Scripture says that Abraham saw the Gospel in advance, he believed God and it was credited to him as righteousness. He knew that he was morally bankrupt; that he needed God to reach down to him and credit him with righteousness. He believed the impossible. His life was marked by repeated, ready obedience to God's initiative. His faith was feeble at times. He lapsed back into self-reliance, but his lapses didn't last long. God measured him on his average and called him the father of our faith. He somehow kept the gospel in focus. Just look what God did with him.

Often our faith begins with an altar but turns into a tower. We think we have to move past the gospel to something else. Discipleship. The Kingdom. Maturity. Signs and wonders. We fail to recognize that all these things take place under the shadow of God's initiative in the cross. Let's stay away from towers. Let's stay around altars. Let's connect the kingdom back to the gospel so that our faith doesn't turn into a white-knuckled, self-determined tower.Let's see what our great God will do with his people who respond to Him with faith at the altar of obedience.

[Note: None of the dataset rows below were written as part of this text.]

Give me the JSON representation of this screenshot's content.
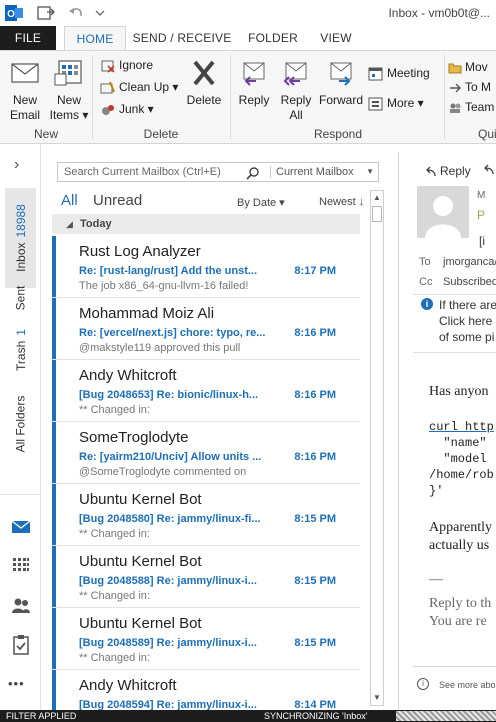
{
  "window": {
    "title": "Inbox - vm0b0t@...",
    "quick_access": [
      "outlook-icon",
      "send-receive-icon",
      "undo-icon",
      "customize-icon"
    ]
  },
  "tabs": [
    {
      "label": "FILE"
    },
    {
      "label": "HOME",
      "active": true
    },
    {
      "label": "SEND / RECEIVE"
    },
    {
      "label": "FOLDER"
    },
    {
      "label": "VIEW"
    }
  ],
  "ribbon": {
    "new_email": "New Email",
    "new_email_l1": "New",
    "new_email_l2": "Email",
    "new_items_l1": "New",
    "new_items_l2": "Items ▾",
    "group_new": "New",
    "ignore": "Ignore",
    "cleanup": "Clean Up ▾",
    "junk": "Junk ▾",
    "delete": "Delete",
    "group_delete": "Delete",
    "reply": "Reply",
    "reply_all_l1": "Reply",
    "reply_all_l2": "All",
    "forward": "Forward",
    "meeting": "Meeting",
    "more": "More ▾",
    "group_respond": "Respond",
    "quick_move": "Mov",
    "quick_to": "To M",
    "quick_team": "Team",
    "group_quick": "Qui"
  },
  "leftnav": {
    "inbox": "Inbox",
    "inbox_count": "18988",
    "sent": "Sent",
    "trash": "Trash",
    "trash_count": "1",
    "all_folders": "All Folders",
    "collapse": "›",
    "more": "•••"
  },
  "list": {
    "search_placeholder": "Search Current Mailbox (Ctrl+E)",
    "search_scope": "Current Mailbox",
    "filter_all": "All",
    "filter_unread": "Unread",
    "sort_by": "By Date ▾",
    "sort_order": "Newest ↓",
    "group_today": "Today",
    "messages": [
      {
        "sender": "Rust Log Analyzer",
        "subject": "Re: [rust-lang/rust] Add the unst...",
        "time": "8:17 PM",
        "preview": "The job x86_64-gnu-llvm-16 failed!"
      },
      {
        "sender": "Mohammad Moiz Ali",
        "subject": "Re: [vercel/next.js] chore: typo, re...",
        "time": "8:16 PM",
        "preview": "@makstyle119 approved this pull"
      },
      {
        "sender": "Andy Whitcroft",
        "subject": "[Bug 2048653] Re: bionic/linux-h...",
        "time": "8:16 PM",
        "preview": "** Changed in:"
      },
      {
        "sender": "SomeTroglodyte",
        "subject": "Re: [yairm210/Unciv] Allow units ...",
        "time": "8:16 PM",
        "preview": "@SomeTroglodyte commented on"
      },
      {
        "sender": "Ubuntu Kernel Bot",
        "subject": "[Bug 2048580] Re: jammy/linux-fi...",
        "time": "8:15 PM",
        "preview": "** Changed in:"
      },
      {
        "sender": "Ubuntu Kernel Bot",
        "subject": "[Bug 2048588] Re: jammy/linux-i...",
        "time": "8:15 PM",
        "preview": "** Changed in:"
      },
      {
        "sender": "Ubuntu Kernel Bot",
        "subject": "[Bug 2048589] Re: jammy/linux-i...",
        "time": "8:15 PM",
        "preview": "** Changed in:"
      },
      {
        "sender": "Andy Whitcroft",
        "subject": "[Bug 2048594] Re: jammy/linux-i...",
        "time": "8:14 PM",
        "preview": ""
      }
    ]
  },
  "reading": {
    "reply": "Reply",
    "to_label": "To",
    "to_value": "jmorganca/",
    "cc_label": "Cc",
    "cc_value": "Subscribed",
    "info_l1": "If there are",
    "info_l2": "Click here t",
    "info_l3": "of some pi",
    "body_l1": "Has anyon",
    "code_l1": "curl http",
    "code_l2": "  \"name\"",
    "code_l3": "  \"model",
    "code_l4": "/home/rob",
    "code_l5": "}'",
    "body_l2": "Apparently",
    "body_l3": "actually us",
    "dash": "—",
    "body_l4": "Reply to th",
    "body_l5": "You are re",
    "see_more": "See more abou"
  },
  "status": {
    "filter": "FILTER APPLIED",
    "sync": "SYNCHRONIZING 'Inbox'"
  }
}
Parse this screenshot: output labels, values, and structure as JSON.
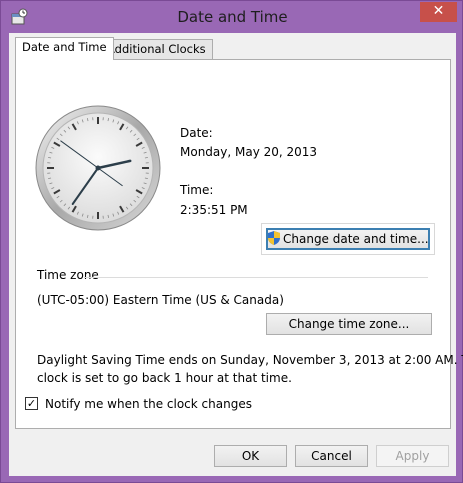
{
  "window": {
    "title": "Date and Time",
    "close_glyph": "✕"
  },
  "tabs": [
    {
      "label": "Date and Time",
      "active": true
    },
    {
      "label": "Additional Clocks",
      "active": false
    }
  ],
  "clock": {
    "hour": 2,
    "minute": 35,
    "second": 51
  },
  "date": {
    "label": "Date:",
    "value": "Monday, May 20, 2013"
  },
  "time": {
    "label": "Time:",
    "value": "2:35:51 PM"
  },
  "buttons": {
    "change_date_time": "Change date and time...",
    "change_time_zone": "Change time zone...",
    "ok": "OK",
    "cancel": "Cancel",
    "apply": "Apply"
  },
  "timezone": {
    "heading": "Time zone",
    "value": "(UTC-05:00) Eastern Time (US & Canada)"
  },
  "dst": {
    "line1": "Daylight Saving Time ends on Sunday, November 3, 2013 at 2:00 AM. The",
    "line2": "clock is set to go back 1 hour at that time."
  },
  "notify": {
    "label": "Notify me when the clock changes",
    "checked": true
  },
  "colors": {
    "window_frame": "#9968b5",
    "close_button": "#c7504a",
    "focus_border": "#3c7fb1"
  },
  "icons": {
    "app": "date-time-app-icon",
    "shield": "uac-shield-icon",
    "close": "close-icon"
  }
}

"The kingdom of heaven is at hand: repent and believe the gospel"(Mark 1:15)


  1. Alan
    An interesting thing about Babel.
    God always had a plan (which He has continually repeated to mankind throughout history) and that plan was to create a Temple where He could dwell with His people - our part in that mandate (from Adam through to the Church) was to spread the presence and glory of God over the face of the earth, which we failed to do.
    Babel became the ultimate rebellion because instead of building a temple that expanded outward to the nations, they built one that gathered the nations to their project (which was meant to be God's part! hence the "they will become like Us" - not that they will be God, but they will think that they were God!).
    We are supposed to share and spread God to the nations, it is God who gathers the nations to Himself. Big difference; apostolic difference!

    Blessings bro, enjoying your postings

  2. great insight as always, Colin. bless you bro.